# Supplied data
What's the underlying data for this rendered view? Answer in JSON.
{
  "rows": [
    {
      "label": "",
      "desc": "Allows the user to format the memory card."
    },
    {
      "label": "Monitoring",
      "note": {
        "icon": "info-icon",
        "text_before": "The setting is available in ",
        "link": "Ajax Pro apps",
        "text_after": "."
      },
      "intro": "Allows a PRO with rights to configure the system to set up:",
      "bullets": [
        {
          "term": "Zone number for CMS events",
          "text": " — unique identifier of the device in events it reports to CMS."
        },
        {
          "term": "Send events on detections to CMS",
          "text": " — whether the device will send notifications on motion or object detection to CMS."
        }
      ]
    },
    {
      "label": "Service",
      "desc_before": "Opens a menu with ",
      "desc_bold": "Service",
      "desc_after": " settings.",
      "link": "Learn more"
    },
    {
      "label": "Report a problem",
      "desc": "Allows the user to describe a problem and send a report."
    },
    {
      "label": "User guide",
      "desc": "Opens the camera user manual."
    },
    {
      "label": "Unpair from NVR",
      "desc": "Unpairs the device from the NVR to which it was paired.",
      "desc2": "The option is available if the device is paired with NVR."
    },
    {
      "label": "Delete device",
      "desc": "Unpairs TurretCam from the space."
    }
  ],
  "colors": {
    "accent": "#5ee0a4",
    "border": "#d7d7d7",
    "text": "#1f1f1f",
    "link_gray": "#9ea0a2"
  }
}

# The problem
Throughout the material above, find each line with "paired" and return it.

# Solution to the exercise
      "desc": "Unpairs the device from the NVR to which it was paired.",
      "desc2": "The option is available if the device is paired with NVR."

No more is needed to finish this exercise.